He is the author of about thirty books. Among them are: Infallibility; The New Testament Witness to St. Peter; Oxford Conferences on Prayer; Oxford Conferences on Faith; Our Reasonable Service; Frontiers of Faith and Reason (thirty scholarly papers on Scripture); The Catholic Church and Philosophy; Thoughts Twice Dyed. Father McNabb's The Church and Reunion, shows a long interest in the subject. On this topic he wrote numerous articles between 1902 and 1936. An authority on economics, he had long been an advocate of the "Back-to-the-Land" movement and treats of it in his book, The Church and the Land. The city, he said, is the graveyard of religion and the machine age is the doom of mankind. His book Old Principles and the New Order has for its main theme the principle that true economics must rest on true faiths and morals. During the first World War, he learned practical farming in his leisure, as a recreation. He had been, also, a shining light in the Distributist Movement.
Father McNabb was, however, not only a polemic writer, but an informal essayist of undeniable charm, as shown particularly in: Francis Thompson and Other Essays; The Wayside, and the lovely Path of Prayer. Many people not of the Catholic faith read Blackfriars, the Dominican literary monthly published in Oxford, for which he was a regular contributor. His words are racy [?] of the soil. Writing with his capuche on, he used the back of old letters and envelopes for his manuscript. His motto was, "produce as much as you can, consume as little as you need." He urged the scrapping of all machinery and wanted people living as members of family-owned subsistence farms. The reader is never permitted to forget that here is a son of St. Dominic, a follower of St. Thomas. His vocabulary smacked of pre-Norman times, even in such a title as The Craft of Prayer. More recent books have been in the field of hagiography-on St. John Fisher or on St. Elizabeth of Portugal, the patroness of peace, who rode upon her little mule between embattled armies. In A Life of Jesus Christ Our Lord, hitherto shadowed places in the divine chronicle are illumined by a penetrating flash.
So Father McNabb died on the 408th anniversary of St. John Fisher's trial for treason in Westminster Hall. As Mediatrix Press, who reissued his 1935 biography of the Cardinal martyr describes it:
Fr. Vincent McNabb, O.P., a prolific Dominican known for his humility and preaching, takes advantage of the historical research of his contemporaries to weave the drama of St. John Fisher’s amazing life.
This is a short work, rather than a detailed historical analysis, that is both endlessly enjoyable as literature-even a work of art, yet at the same time pious and inspiring to faith. McNabb’s life of Fisher traces the saint’s early days from his childhood to his enrollment in Cambridge, his becoming a priest, a chaplain to Lady Margaret Beaufort, and at last, being appointed Bishop of Rochester, in which office he would be cruelly put to death by Henry VIII, the exemplar of tyrants.

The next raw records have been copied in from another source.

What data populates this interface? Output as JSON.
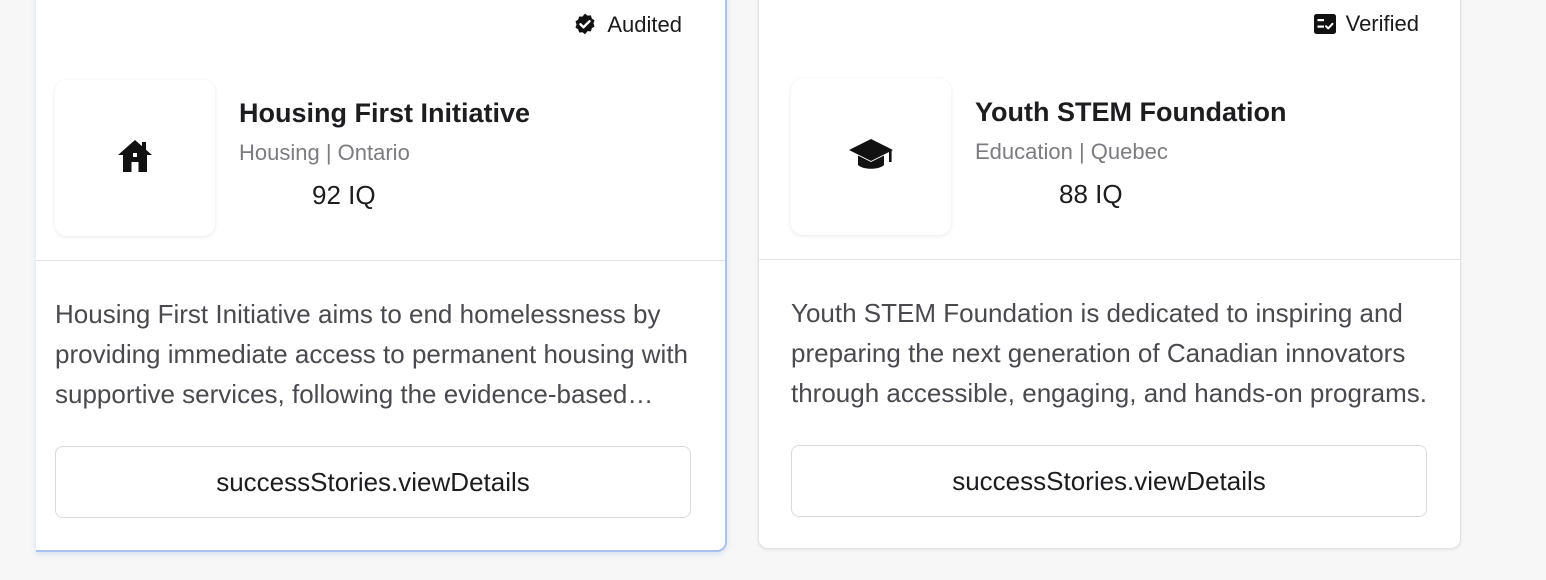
{
  "cards": [
    {
      "badge": {
        "label": "Audited",
        "icon": "verified-seal-icon"
      },
      "logo_icon": "home-icon",
      "name": "Housing First Initiative",
      "meta": "Housing | Ontario",
      "iq": "92 IQ",
      "description": "Housing First Initiative aims to end homelessness by providing immediate access to permanent housing with supportive services, following the evidence-based Housing First model.",
      "button_label": "successStories.viewDetails"
    },
    {
      "badge": {
        "label": "Verified",
        "icon": "checklist-icon"
      },
      "logo_icon": "graduation-cap-icon",
      "name": "Youth STEM Foundation",
      "meta": "Education | Quebec",
      "iq": "88 IQ",
      "description": "Youth STEM Foundation is dedicated to inspiring and preparing the next generation of Canadian innovators through accessible, engaging, and hands-on programs.",
      "button_label": "successStories.viewDetails"
    }
  ],
  "colors": {
    "selected_border": "#a9c1ef",
    "text_primary": "#1d1d1f",
    "text_muted": "#7c7c80"
  }
}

Fisher is an important study for us today, not only because he died for the Catholic Faith, but also because he died for not believing as the monarch would have him believe. Henry VIII, in his quest to divorce his wife to marry his mistress, created the model of the Totalitarian state. Fisher is for us, a witness both of solid adherence to faith, as well as the courage to speak out when most others are content to get along. The perfect antidote to Wolf Hall!
The original Sheed & Ward edition is online here.
On June 17, 1535, John Fisher was tried for treason, with Sir Richard Rich as the main witness against him, and have been found guilty, was sentenced to death by being hanged, drawn, and quartered. He spoke to the court:
St. John Fisher, pray for us!